(Entries from a dataset of interfaces)
* * * * * * * * *

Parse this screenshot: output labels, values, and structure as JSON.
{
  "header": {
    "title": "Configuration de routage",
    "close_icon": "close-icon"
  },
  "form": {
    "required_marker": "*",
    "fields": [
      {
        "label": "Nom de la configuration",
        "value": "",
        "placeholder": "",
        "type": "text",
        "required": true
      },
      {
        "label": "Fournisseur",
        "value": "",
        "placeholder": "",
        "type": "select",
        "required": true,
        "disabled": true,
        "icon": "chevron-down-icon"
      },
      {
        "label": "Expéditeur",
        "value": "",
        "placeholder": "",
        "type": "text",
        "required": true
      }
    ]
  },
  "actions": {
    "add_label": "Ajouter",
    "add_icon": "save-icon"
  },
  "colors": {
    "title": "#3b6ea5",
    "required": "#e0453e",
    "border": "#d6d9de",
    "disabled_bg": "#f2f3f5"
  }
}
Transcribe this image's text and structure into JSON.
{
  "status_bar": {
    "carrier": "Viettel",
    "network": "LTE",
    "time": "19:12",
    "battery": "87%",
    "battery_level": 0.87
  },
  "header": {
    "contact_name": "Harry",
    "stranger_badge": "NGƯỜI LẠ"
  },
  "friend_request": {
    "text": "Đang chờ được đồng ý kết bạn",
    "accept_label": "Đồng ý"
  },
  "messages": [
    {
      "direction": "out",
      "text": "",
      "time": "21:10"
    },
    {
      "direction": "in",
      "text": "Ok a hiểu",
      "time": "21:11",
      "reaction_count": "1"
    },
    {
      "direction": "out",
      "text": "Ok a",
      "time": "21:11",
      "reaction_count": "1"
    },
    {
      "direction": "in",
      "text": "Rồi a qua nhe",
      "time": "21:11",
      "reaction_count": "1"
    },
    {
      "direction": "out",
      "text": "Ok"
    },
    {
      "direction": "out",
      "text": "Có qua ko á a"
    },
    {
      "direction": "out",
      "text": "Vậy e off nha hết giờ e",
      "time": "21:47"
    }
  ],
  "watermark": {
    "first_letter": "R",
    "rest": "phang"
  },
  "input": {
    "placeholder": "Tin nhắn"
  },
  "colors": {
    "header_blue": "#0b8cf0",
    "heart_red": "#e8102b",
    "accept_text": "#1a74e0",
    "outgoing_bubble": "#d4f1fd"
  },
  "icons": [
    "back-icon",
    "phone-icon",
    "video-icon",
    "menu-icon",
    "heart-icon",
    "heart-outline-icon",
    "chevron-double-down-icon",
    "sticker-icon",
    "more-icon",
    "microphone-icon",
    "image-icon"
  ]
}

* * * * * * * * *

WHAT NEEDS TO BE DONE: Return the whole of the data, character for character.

ANSWER SPACE:
Parse this screenshot: output labels, values, and structure as JSON.
{
  "header": {
    "title": "Configuration de routage",
    "close_icon": "close-icon"
  },
  "form": {
    "required_marker": "*",
    "fields": [
      {
        "label": "Nom de la configuration",
        "value": "",
        "placeholder": "",
        "type": "text",
        "required": true
      },
      {
        "label": "Fournisseur",
        "value": "",
        "placeholder": "",
        "type": "select",
        "required": true,
        "disabled": true,
        "icon": "chevron-down-icon"
      },
      {
        "label": "Expéditeur",
        "value": "",
        "placeholder": "",
        "type": "text",
        "required": true
      }
    ]
  },
  "actions": {
    "add_label": "Ajouter",
    "add_icon": "save-icon"
  },
  "colors": {
    "title": "#3b6ea5",
    "required": "#e0453e",
    "border": "#d6d9de",
    "disabled_bg": "#f2f3f5"
  }
}
Transcribe this image's text and structure into JSON.
{
  "status_bar": {
    "carrier": "Viettel",
    "network": "LTE",
    "time": "19:12",
    "battery": "87%",
    "battery_level": 0.87
  },
  "header": {
    "contact_name": "Harry",
    "stranger_badge": "NGƯỜI LẠ"
  },
  "friend_request": {
    "text": "Đang chờ được đồng ý kết bạn",
    "accept_label": "Đồng ý"
  },
  "messages": [
    {
      "direction": "out",
      "text": "",
      "time": "21:10"
    },
    {
      "direction": "in",
      "text": "Ok a hiểu",
      "time": "21:11",
      "reaction_count": "1"
    },
    {
      "direction": "out",
      "text": "Ok a",
      "time": "21:11",
      "reaction_count": "1"
    },
    {
      "direction": "in",
      "text": "Rồi a qua nhe",
      "time": "21:11",
      "reaction_count": "1"
    },
    {
      "direction": "out",
      "text": "Ok"
    },
    {
      "direction": "out",
      "text": "Có qua ko á a"
    },
    {
      "direction": "out",
      "text": "Vậy e off nha hết giờ e",
      "time": "21:47"
    }
  ],
  "watermark": {
    "first_letter": "R",
    "rest": "phang"
  },
  "input": {
    "placeholder": "Tin nhắn"
  },
  "colors": {
    "header_blue": "#0b8cf0",
    "heart_red": "#e8102b",
    "accept_text": "#1a74e0",
    "outgoing_bubble": "#d4f1fd"
  },
  "icons": [
    "back-icon",
    "phone-icon",
    "video-icon",
    "menu-icon",
    "heart-icon",
    "heart-outline-icon",
    "chevron-double-down-icon",
    "sticker-icon",
    "more-icon",
    "microphone-icon",
    "image-icon"
  ]
}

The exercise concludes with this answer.